• [Prompt] From the entries that follow, copy every line with the word "link".

*** Record excerpts Section Begins ***

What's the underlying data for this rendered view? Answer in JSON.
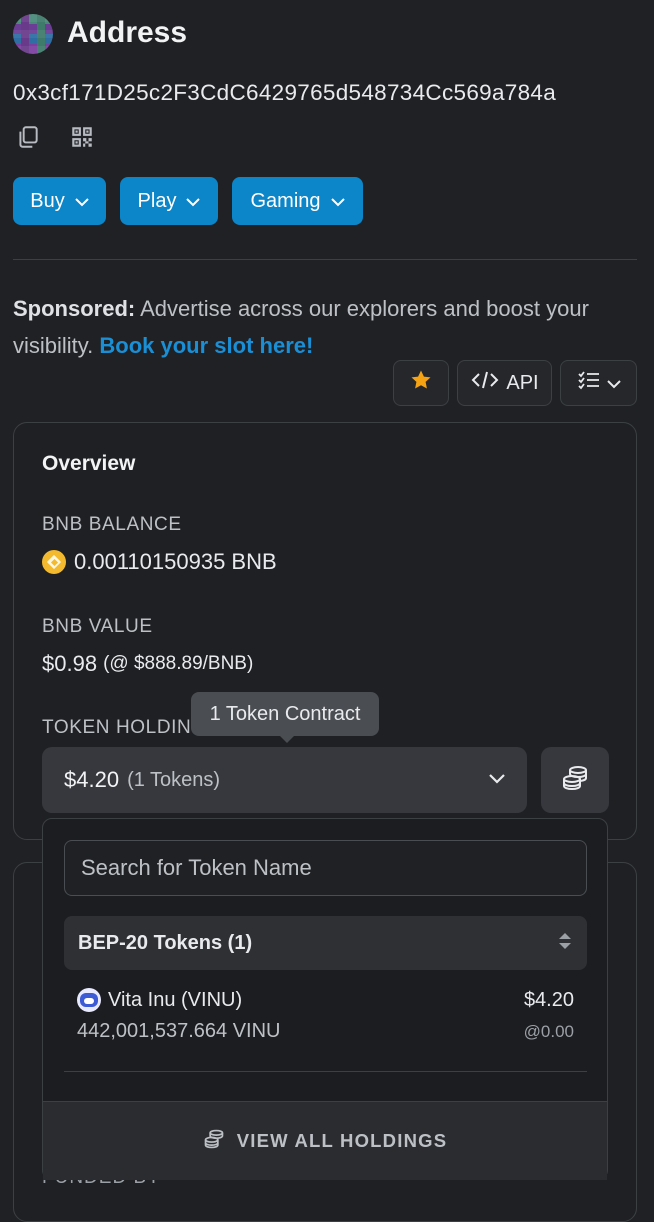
{
  "header": {
    "title": "Address",
    "address": "0x3cf171D25c2F3CdC6429765d548734Cc569a784a"
  },
  "menu_buttons": [
    {
      "label": "Buy"
    },
    {
      "label": "Play"
    },
    {
      "label": "Gaming"
    }
  ],
  "sponsored": {
    "prefix": "Sponsored:",
    "text": " Advertise across our explorers and boost your visibility. ",
    "link": "Book your slot here!"
  },
  "toolbar": {
    "api_label": "API"
  },
  "overview": {
    "heading": "Overview",
    "bnb_balance_label": "BNB BALANCE",
    "bnb_balance_value": "0.00110150935 BNB",
    "bnb_value_label": "BNB VALUE",
    "bnb_value_amount": "$0.98",
    "bnb_value_rate": "(@ $888.89/BNB)",
    "token_holdings_label": "TOKEN HOLDINGS",
    "tooltip": "1 Token Contract",
    "holdings_amount": "$4.20",
    "holdings_count": "(1 Tokens)"
  },
  "token_dropdown": {
    "search_placeholder": "Search for Token Name",
    "group_title": "BEP-20 Tokens (1)",
    "tokens": [
      {
        "name": "Vita Inu (VINU)",
        "quantity": "442,001,537.664 VINU",
        "value": "$4.20",
        "price": "@0.00"
      }
    ],
    "view_all": "VIEW ALL HOLDINGS"
  },
  "funded_by_label": "FUNDED BY",
  "icons": [
    "copy-icon",
    "qr-code-icon",
    "chevron-down-icon",
    "star-icon",
    "code-icon",
    "checklist-icon",
    "coin-stack-icon",
    "sort-icon",
    "bnb-coin-icon",
    "vinu-token-icon"
  ],
  "colors": {
    "accent": "#0c85c9",
    "link": "#1a8fd6",
    "star": "#f6a313",
    "bnb": "#f3ba2f",
    "background": "#202124"
  }
}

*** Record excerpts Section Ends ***

• [Completed task]
    "link": "Book your slot here!"
    "link": "#1a8fd6",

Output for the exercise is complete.